Despite a violent criminal history, a man wanted in connection with an assault and attempted rape in September is not considered a threat to public safety, Alexandria police say.
Authorities have been hunting for Shaun Carlan, 44, since about September 14 when city detectives identified him as the man who allegedly took a woman into a park between the 4600 and 4900 blocks of Eisenhower Ave. and assaulted her three days earlier.
The pair knew each other before the attack, said Det. Victor Ignacio, who is spearheading the investigation into the incident.
After meeting for drinks earlier in the evening, Carlan offered to give the woman a ride home on his moped, Ignacio said. The two stopped at a 7-Eleven to buy more beer and made their way to the park to continue drinking about 2 a.m., according to authorities. When Carlan made an unwanted advance, the woman refused him and “he lost it and he beat the living daylights out of her,” Ignacio said.
Suffering non life-threatening injuries, the woman was able to get free from Carlan. She contacted police shortly after fleeing. Authorities have been trying to track Carlan down ever since.
It’s not his first brush with the law. Carlan was about three months into a three-year period of supervised release when the incident occurred. He pleaded guilty in October 2010 to assault and battery and unlawful wounding for attacking two individuals in August of that year.
A judge sentenced Carlan to three years and three months of jail time, though all but nine months was suspended. He was released in June.
Police say Carlan’s criminal history is closely linked with alcohol. He is a bigger threat to his friends than the public, Ignacio said.
“I don’t think [Carlan] is going to go out there and rape somebody and beat somebody he doesn’t know,” he said. “He’s not a person we’d consider to be going out there and grabbing people.”
Deputy Chief Cleveland Spruill echoed Ignacio’s assessment of Carlan. Had police considered Carlan a danger, they would have alerted the public long before October 13, when the department released his description and called on residents for their help in finding him.
“There was no reason to think he was angry or was going to do anything to anyone else,” Spruill said. “Our policy is [whenever] we have a case where we feel like an individual who is at large is a threat to the community, we release that information.”
As to why authorities didn’t turn to the public for help locating Carlan earlier, it’s because they were running down “solid leads,” Spruill said.

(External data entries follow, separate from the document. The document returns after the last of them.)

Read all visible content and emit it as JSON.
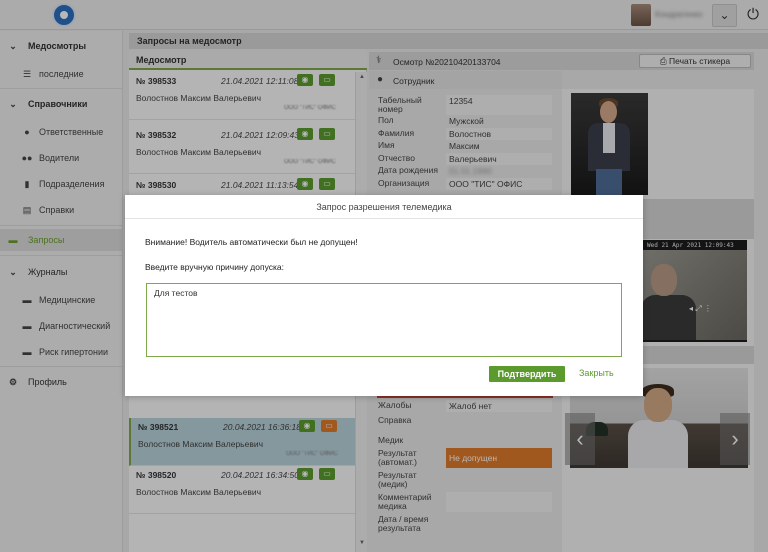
{
  "topbar": {
    "user_name": "Кондратенко",
    "dropdown_icon": "chevron-down-icon",
    "power_icon": "power-icon"
  },
  "sidebar": {
    "sections": [
      {
        "label": "Медосмотры",
        "items": [
          {
            "label": "последние"
          }
        ]
      },
      {
        "label": "Справочники",
        "items": [
          {
            "label": "Ответственные"
          },
          {
            "label": "Водители"
          },
          {
            "label": "Подразделения"
          },
          {
            "label": "Справки"
          }
        ]
      }
    ],
    "active_item": "Запросы",
    "journals": {
      "label": "Журналы",
      "items": [
        {
          "label": "Медицинские"
        },
        {
          "label": "Диагностический"
        },
        {
          "label": "Риск гипертонии"
        }
      ]
    },
    "profile": "Профиль"
  },
  "content": {
    "title": "Запросы на медосмотр",
    "list_header": "Медосмотр"
  },
  "records": [
    {
      "num": "№ 398533",
      "date": "21.04.2021 12:11:08",
      "name": "Волостнов Максим Валерьевич",
      "org": "ООО \"ТИС\" ОФИС",
      "status": "green"
    },
    {
      "num": "№ 398532",
      "date": "21.04.2021 12:09:43",
      "name": "Волостнов Максим Валерьевич",
      "org": "ООО \"ТИС\" ОФИС",
      "status": "green"
    },
    {
      "num": "№ 398530",
      "date": "21.04.2021 11:13:54",
      "name": "",
      "org": "",
      "status": "green"
    },
    {
      "num": "№ 398521",
      "date": "20.04.2021 16:36:18",
      "name": "Волостнов Максим Валерьевич",
      "org": "ООО \"ТИС\" ОФИС",
      "status": "orange"
    },
    {
      "num": "№ 398520",
      "date": "20.04.2021 16:34:50",
      "name": "Волостнов Максим Валерьевич",
      "org": "ООО \"ТИС\" ОФИС",
      "status": "green"
    }
  ],
  "detail": {
    "osmotr_title": "Осмотр №20210420133704",
    "print_button": "Печать стикера",
    "employee_title": "Сотрудник",
    "fields": [
      {
        "k": "Табельный номер",
        "v": "12354"
      },
      {
        "k": "Пол",
        "v": "Мужской"
      },
      {
        "k": "Фамилия",
        "v": "Волостнов"
      },
      {
        "k": "Имя",
        "v": "Максим"
      },
      {
        "k": "Отчество",
        "v": "Валерьевич"
      },
      {
        "k": "Дата рождения",
        "v": "01.01.1990"
      },
      {
        "k": "Организация",
        "v": "ООО \"ТИС\" ОФИС"
      }
    ],
    "lower_fields": [
      {
        "k": "Жалобы",
        "v": "Жалоб нет"
      },
      {
        "k": "Справка",
        "v": ""
      },
      {
        "k": "Медик",
        "v": ""
      },
      {
        "k": "Результат (автомат.)",
        "v": "Не допущен"
      },
      {
        "k": "Результат (медик)",
        "v": ""
      },
      {
        "k": "Комментарий медика",
        "v": ""
      },
      {
        "k": "Дата / время результата",
        "v": ""
      }
    ],
    "video_caption": "Wed 21 Apr 2021 12:09:43"
  },
  "modal": {
    "title": "Запрос разрешения телемедика",
    "warning": "Внимание! Водитель автоматически был не допущен!",
    "prompt": "Введите вручную причину допуска:",
    "textarea_value": "Для тестов",
    "confirm_label": "Подтвердить",
    "close_label": "Закрыть"
  },
  "colors": {
    "accent_green": "#5b9b2e",
    "warning_orange": "#e07a2a"
  }
}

Carlan, who listed Arlington as his place of residence when authorities busted him on the August 2010 charges, was staying at Carpenter’s Shelter in Alexandria when the incident occurred. Staff there said he vanished after September 11, according to court documents.
The last time law enforcement heard from Carlan was on September 13, when he phoned his therapist and said he was leaving the area. His probation officer last saw Carlan on September 9.

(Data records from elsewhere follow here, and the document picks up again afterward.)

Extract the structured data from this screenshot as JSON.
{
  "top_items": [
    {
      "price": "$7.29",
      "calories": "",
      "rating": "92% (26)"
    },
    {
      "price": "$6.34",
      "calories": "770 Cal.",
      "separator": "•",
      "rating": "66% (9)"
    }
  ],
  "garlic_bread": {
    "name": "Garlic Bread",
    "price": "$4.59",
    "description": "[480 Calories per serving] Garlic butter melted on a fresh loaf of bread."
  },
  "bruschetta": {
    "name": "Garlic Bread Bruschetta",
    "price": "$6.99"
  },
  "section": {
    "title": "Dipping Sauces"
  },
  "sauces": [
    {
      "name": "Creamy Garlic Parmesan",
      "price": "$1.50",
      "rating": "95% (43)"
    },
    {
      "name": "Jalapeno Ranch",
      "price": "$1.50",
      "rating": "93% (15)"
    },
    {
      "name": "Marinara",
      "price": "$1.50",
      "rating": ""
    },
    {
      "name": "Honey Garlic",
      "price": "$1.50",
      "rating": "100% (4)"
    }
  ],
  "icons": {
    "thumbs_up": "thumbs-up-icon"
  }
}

Detectives felt they could capture Carlan without the public’s help, Spruill said, but when leads dried up, officials turned to residents for assistance.
“The rush for us to get information out would be tempered by [whether] we have other, active investigative leads that we’re following up and we’re confident we’re going to get him,” he said. “Sometimes that doesn’t work out.”
Carlan is described as a white man, about 5-foot-11 and weighing roughly 200 pounds. Anyone with information regarding Carlan’s whereabouts is urged to contact the police department’s criminal investigations section at 703-746-4711 or the nonemergency line at 703-838-4444.